**Exercise material:**
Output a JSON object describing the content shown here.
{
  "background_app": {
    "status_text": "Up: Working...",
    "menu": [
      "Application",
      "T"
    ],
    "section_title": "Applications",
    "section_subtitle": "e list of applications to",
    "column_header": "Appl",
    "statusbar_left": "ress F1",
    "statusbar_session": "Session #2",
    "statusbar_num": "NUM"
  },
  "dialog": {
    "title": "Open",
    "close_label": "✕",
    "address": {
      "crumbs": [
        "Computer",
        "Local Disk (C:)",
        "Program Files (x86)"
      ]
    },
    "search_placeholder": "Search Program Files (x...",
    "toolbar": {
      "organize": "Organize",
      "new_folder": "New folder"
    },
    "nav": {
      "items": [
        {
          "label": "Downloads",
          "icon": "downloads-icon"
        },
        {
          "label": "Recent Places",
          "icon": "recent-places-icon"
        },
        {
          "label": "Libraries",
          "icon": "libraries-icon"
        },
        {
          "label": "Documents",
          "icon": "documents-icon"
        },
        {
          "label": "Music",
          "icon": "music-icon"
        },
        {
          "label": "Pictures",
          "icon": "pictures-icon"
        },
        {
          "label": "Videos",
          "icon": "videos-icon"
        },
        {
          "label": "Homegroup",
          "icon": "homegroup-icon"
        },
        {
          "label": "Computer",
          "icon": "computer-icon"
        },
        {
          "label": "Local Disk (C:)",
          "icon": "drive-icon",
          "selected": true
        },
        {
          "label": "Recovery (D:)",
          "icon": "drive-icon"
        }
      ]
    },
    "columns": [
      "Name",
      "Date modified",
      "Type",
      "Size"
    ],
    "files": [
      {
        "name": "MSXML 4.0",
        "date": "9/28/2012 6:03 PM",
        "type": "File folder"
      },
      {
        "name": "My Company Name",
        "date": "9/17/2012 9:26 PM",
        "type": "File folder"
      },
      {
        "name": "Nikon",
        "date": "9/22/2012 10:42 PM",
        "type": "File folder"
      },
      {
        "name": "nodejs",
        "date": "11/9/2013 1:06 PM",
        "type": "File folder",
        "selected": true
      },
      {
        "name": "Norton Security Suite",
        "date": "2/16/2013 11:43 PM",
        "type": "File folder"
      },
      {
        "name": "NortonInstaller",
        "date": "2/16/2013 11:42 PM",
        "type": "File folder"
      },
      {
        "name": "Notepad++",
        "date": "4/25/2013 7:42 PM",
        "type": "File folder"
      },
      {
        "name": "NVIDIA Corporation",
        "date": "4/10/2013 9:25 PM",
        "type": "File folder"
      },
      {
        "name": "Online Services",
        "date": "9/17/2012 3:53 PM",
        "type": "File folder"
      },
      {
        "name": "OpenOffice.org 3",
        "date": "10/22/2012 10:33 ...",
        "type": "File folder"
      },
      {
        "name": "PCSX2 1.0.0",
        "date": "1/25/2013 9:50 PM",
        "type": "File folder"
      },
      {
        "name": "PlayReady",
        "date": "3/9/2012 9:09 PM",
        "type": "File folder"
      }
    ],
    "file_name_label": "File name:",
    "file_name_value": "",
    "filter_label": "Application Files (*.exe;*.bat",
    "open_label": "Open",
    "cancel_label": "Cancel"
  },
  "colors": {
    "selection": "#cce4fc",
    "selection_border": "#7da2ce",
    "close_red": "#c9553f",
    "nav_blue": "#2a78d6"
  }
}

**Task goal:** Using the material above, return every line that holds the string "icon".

**Solution to the problem:**
          "icon": "downloads-icon"
          "icon": "recent-places-icon"
          "icon": "libraries-icon"
          "icon": "documents-icon"
          "icon": "music-icon"
          "icon": "pictures-icon"
          "icon": "videos-icon"
          "icon": "homegroup-icon"
          "icon": "computer-icon"
          "icon": "drive-icon",
          "icon": "drive-icon"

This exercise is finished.